One number is the whole answer: the tally of lines in the records that include the word "image".

** Opening TASK INPUTS block **

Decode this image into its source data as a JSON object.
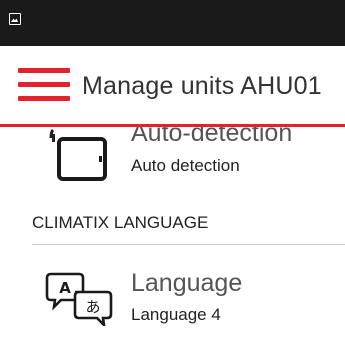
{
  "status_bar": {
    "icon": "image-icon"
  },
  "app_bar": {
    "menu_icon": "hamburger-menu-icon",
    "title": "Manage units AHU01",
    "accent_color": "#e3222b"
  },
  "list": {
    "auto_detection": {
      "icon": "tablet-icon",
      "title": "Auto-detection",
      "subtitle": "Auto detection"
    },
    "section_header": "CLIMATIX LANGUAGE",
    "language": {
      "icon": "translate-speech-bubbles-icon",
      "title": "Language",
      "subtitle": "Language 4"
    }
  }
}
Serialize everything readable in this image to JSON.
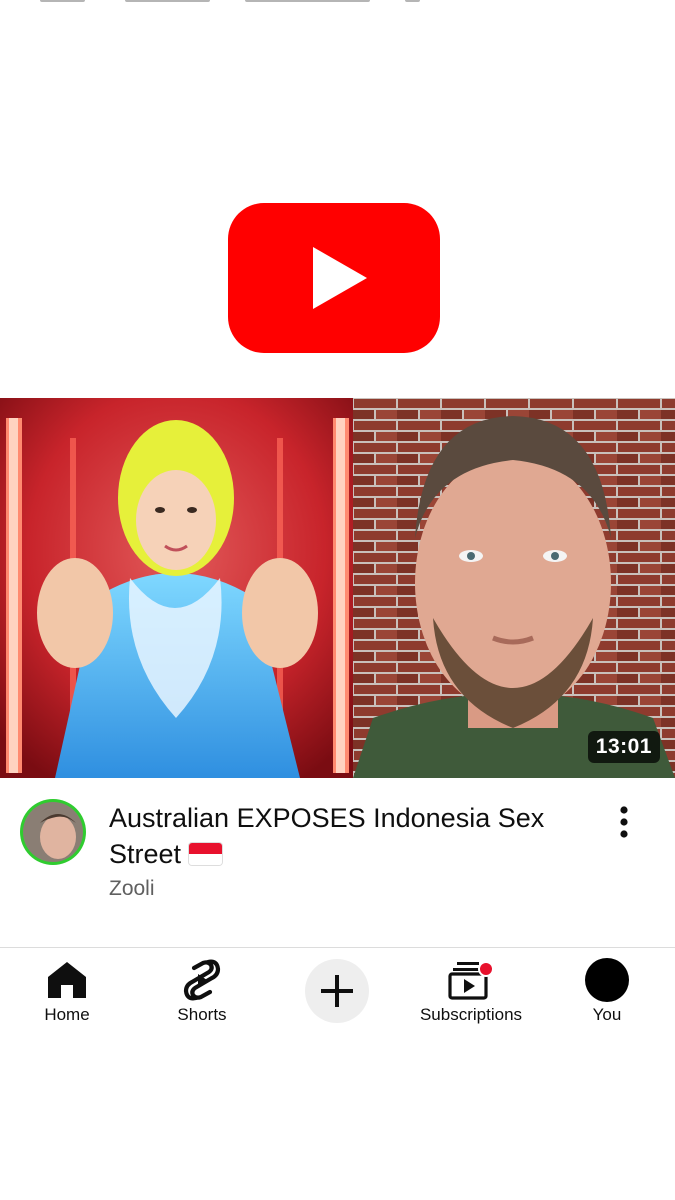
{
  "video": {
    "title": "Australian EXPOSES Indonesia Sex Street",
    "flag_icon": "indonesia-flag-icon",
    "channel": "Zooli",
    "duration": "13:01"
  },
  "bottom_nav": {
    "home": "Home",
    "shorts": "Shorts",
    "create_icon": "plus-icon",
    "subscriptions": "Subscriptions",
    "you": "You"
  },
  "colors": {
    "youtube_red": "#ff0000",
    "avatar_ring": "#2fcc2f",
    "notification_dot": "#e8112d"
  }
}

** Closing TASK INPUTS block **

*EXERCISE SOLUTION:* 3